- **Try it**
Your answer should be every line from the records that contains "text".

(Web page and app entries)
━━━━━━━━━━━━━━━━━━━━━━━━━━━━━━
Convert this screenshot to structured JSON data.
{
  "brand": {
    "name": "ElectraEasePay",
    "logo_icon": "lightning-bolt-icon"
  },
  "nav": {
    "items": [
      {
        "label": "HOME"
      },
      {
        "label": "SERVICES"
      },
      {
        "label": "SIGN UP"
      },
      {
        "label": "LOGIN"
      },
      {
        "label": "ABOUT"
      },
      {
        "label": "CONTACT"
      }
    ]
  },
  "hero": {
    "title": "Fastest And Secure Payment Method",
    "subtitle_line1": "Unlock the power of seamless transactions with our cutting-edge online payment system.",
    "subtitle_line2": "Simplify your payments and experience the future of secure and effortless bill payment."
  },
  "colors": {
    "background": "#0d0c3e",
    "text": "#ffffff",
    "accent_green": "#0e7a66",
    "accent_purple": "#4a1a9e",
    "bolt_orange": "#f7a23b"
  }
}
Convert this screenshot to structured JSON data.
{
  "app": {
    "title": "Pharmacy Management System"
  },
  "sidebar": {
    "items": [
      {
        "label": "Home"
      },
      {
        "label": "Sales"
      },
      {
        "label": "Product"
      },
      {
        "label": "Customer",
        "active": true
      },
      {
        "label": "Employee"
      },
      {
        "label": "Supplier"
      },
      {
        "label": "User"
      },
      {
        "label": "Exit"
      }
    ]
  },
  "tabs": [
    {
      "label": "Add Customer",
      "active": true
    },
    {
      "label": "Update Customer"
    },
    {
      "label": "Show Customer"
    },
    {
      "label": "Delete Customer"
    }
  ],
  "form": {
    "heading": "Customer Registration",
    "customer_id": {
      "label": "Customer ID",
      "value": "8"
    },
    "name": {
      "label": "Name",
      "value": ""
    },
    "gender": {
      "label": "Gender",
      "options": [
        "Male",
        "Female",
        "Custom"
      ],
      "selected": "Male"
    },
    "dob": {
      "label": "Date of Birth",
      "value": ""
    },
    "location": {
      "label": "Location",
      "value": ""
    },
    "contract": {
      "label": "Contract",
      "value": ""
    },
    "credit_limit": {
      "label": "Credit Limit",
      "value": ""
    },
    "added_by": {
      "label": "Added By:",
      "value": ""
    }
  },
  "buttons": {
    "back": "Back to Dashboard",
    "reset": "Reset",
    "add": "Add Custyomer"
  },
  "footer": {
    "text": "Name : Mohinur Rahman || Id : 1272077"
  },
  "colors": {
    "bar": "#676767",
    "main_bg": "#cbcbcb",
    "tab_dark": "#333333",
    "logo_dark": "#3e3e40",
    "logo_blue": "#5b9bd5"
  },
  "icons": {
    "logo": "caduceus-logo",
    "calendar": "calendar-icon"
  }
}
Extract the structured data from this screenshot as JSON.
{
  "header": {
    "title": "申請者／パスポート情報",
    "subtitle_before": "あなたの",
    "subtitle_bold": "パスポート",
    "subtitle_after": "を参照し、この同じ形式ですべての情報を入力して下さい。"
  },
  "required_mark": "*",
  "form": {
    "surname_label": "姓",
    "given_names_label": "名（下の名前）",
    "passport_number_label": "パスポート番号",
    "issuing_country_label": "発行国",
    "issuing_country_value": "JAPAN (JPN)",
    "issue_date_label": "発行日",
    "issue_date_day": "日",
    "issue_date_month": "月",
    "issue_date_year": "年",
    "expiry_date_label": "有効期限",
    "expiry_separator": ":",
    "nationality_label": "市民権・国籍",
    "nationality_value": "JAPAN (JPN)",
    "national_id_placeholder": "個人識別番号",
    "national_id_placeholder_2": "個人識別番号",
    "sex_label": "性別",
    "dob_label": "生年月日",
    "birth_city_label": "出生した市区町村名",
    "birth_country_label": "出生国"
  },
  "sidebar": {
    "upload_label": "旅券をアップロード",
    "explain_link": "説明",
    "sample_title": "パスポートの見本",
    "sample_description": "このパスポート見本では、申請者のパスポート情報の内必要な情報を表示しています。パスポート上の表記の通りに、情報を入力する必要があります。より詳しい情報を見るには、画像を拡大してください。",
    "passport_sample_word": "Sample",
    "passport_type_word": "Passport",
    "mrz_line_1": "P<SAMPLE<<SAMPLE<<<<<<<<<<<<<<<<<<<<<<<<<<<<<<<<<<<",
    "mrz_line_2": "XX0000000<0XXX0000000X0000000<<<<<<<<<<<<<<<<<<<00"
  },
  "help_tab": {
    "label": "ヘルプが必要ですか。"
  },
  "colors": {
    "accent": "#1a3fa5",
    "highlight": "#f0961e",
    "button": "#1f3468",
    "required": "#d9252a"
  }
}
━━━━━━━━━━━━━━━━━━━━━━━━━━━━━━
- **Task output**
    "text": "#ffffff",
    "text": "Name : Mohinur Rahman || Id : 1272077"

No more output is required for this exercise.